And every couple of weeks we do virtual mindfulness sessions, book club discussions or read an article as a team and reflect on it, and these often lead to deeper, more meaningful conversations we might not feel comfortable having during a retro or a standup.

I try to set a good example as a founder, too. If I’m having a tough week, I’m honest about it, and I hope that helps create space for other people to do the same.

Which company-building feat do you hail as the hardest?

There are so many! One I’ve been thinking about lately is how to balance being a product manager and a founder—and how to make sure the team knows which hat I’m wearing at any given time. As a founder, sometimes I need to make a decision or paint a clear path forward. But other times—especially on the product side—I don’t have all the answers, and we’re learning and testing together. I’m finding a balance between communicating a strong vision and being open to experimentation.

Another one is that the job of a founder changes every three to six months. As soon as I figure out how to be decent at one thing, it’s time to learn how to do something else. Transforming yourself that quickly is difficult, and the inflection points can be tough to recognize. When the first member of our Engineering team joined, that was an easy transition for me, because I wasn’t able to do the technical work in the first place. But then there are things you actually really like—I love writing and working on copy, for example—that you have to stop doing, too. That’s where our culture of openness has saved me a bit. The people around me will tell me when I’m getting too into the details.

What do you do differently than most?

I’m not afraid to hear perspectives that directly contradict mine.
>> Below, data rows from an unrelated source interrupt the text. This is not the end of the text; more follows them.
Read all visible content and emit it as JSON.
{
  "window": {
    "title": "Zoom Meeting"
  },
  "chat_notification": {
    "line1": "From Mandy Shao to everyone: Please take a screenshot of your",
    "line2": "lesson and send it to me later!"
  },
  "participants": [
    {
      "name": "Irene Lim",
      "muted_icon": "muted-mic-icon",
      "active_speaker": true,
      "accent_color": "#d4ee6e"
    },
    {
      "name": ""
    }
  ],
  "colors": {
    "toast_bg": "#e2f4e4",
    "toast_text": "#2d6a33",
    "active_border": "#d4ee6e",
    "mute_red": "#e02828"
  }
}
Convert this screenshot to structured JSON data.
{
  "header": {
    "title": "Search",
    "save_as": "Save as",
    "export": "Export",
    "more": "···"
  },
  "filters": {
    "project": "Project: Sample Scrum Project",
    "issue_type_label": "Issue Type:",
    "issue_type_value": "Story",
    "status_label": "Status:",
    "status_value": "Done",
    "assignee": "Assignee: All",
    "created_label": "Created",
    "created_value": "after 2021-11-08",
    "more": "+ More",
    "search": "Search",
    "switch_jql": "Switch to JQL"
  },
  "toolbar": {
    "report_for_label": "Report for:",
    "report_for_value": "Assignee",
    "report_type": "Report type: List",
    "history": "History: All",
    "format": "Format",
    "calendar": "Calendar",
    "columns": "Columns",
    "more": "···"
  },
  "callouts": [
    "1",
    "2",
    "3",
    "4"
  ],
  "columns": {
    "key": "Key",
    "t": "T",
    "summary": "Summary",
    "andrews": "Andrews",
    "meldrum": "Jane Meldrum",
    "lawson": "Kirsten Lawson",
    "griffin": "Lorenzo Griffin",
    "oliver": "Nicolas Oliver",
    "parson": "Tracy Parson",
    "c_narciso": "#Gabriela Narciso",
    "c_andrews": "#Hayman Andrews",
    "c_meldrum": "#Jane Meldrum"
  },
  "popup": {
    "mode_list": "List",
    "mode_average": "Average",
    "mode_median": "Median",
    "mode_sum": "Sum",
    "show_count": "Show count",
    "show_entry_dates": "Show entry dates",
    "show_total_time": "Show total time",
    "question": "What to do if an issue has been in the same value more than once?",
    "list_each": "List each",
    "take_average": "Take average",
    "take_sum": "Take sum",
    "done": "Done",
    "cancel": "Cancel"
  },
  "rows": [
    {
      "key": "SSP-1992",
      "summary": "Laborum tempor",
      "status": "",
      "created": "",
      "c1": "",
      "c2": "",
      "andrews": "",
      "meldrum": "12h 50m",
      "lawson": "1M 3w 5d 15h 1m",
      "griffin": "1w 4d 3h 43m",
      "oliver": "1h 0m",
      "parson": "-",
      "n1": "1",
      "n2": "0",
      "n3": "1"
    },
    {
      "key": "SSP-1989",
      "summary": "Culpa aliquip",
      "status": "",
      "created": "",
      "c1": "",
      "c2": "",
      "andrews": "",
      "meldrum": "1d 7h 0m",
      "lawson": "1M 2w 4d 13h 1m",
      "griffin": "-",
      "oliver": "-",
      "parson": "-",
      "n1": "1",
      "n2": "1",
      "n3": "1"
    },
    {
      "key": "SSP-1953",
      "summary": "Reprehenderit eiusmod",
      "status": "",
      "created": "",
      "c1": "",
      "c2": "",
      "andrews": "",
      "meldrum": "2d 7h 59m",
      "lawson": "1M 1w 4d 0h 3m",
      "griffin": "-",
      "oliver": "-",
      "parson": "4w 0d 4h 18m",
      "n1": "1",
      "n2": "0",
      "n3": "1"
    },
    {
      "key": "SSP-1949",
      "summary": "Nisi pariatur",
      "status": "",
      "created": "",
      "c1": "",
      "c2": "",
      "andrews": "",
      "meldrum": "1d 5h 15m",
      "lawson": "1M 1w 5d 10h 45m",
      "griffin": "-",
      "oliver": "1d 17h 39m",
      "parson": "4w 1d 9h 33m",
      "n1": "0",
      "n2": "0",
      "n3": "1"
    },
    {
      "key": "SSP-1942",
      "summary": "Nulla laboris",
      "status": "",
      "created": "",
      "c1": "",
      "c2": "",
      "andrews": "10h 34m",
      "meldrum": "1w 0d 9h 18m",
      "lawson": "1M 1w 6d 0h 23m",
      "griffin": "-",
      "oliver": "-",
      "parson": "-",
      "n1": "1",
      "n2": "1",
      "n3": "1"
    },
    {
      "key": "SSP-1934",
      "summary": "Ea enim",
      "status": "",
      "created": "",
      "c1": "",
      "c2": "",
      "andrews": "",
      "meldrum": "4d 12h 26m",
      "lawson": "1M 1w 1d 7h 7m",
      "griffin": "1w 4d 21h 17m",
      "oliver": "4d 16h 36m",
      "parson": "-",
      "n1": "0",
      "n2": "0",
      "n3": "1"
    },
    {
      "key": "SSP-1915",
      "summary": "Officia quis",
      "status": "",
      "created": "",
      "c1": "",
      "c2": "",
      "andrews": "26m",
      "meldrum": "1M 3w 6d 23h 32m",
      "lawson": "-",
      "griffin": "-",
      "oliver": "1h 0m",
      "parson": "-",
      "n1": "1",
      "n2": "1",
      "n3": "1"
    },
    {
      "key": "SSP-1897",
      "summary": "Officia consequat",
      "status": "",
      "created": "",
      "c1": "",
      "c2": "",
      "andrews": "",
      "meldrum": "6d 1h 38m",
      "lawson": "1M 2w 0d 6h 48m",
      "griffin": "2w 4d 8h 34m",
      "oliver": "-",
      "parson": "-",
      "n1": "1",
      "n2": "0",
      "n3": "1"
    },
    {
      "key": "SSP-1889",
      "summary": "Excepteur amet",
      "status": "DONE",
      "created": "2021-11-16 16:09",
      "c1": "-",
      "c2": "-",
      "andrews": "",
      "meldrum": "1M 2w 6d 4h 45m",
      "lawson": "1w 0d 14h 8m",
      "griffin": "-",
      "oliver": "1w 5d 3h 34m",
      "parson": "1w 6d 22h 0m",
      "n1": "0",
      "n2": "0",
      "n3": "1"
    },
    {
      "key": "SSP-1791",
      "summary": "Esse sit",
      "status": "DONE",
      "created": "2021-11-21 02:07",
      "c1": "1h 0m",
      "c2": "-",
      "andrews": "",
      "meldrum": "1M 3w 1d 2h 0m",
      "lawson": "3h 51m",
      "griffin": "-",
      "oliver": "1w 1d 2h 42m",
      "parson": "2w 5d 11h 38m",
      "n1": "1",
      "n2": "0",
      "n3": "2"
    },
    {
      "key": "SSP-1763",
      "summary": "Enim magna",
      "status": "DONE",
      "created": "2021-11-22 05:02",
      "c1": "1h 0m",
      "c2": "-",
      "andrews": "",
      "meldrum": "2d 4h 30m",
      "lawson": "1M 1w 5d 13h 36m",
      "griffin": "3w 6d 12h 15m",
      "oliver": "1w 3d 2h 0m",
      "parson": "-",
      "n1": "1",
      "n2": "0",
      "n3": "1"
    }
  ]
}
Growing up, every family dinner included healthy portions of argument and debate. So from a young age, I was comfortable questioning my own assumptions. Now, in the context of being a founder, I think it allows me to treat others’ ideas with the same diligence and energy as I treat my own.

Of course, it takes practice to really listen to different perspectives: I’m still working on it. When someone says something I don’t immediately agree with, I remind myself to ask a question and engage with the idea before I react. I try to play my own devil’s advocate, too, to help anyone who might disagree with me feel more comfortable speaking up.

How do you proceed when there’s no right answer?

I start by trying to figure out which parts of the decision are truly ambiguous. It may be that most of the answer is relatively clear, and there’s just one aspect that requires deeper analysis. Once I’ve narrowed in on the hairiest part of a problem, I try to gather as much information as I can and look for patterns that will help me further separate fact from judgment. I love getting up to speed on a topic quickly. It’s fun to learn something new. I’ll set a time limit—maybe a few hours, or a couple days—and treat myself to a crash course—read journal articles, listen to podcasts, talk to people who are experts. I’ve found the fastest way to make a hard choice is to talk to or listen to people who have already thought deeply about the topic. Ultimately, I’ll make a gut decision, but that’s much easier once I really understand the trade-offs.

What future opportunities will be born from recent events?

I think the pandemic has taught us we can change more quickly than we thought, and we’re less beholden to rules and norms than we thought. That opens up a lot of creative potential. From a climate perspective, we’re reimaging when and why we travel. We’ve also realized that—as much as I like seeing people in person—a shared workspace isn’t essential on a daily basis. That discovery allows us to be more flexible, and maybe to bring more green space to our cities as we rethink how we use office buildings and malls. Even conference sponsorships can change; remote events are cheaper, which means we can elevate new voices.

I think we’re realizing that if something doesn’t work well for you, maybe you don’t have to do it. And especially for a company like us that’s trying to help people imagine lifestyle changes, that realization is really exciting.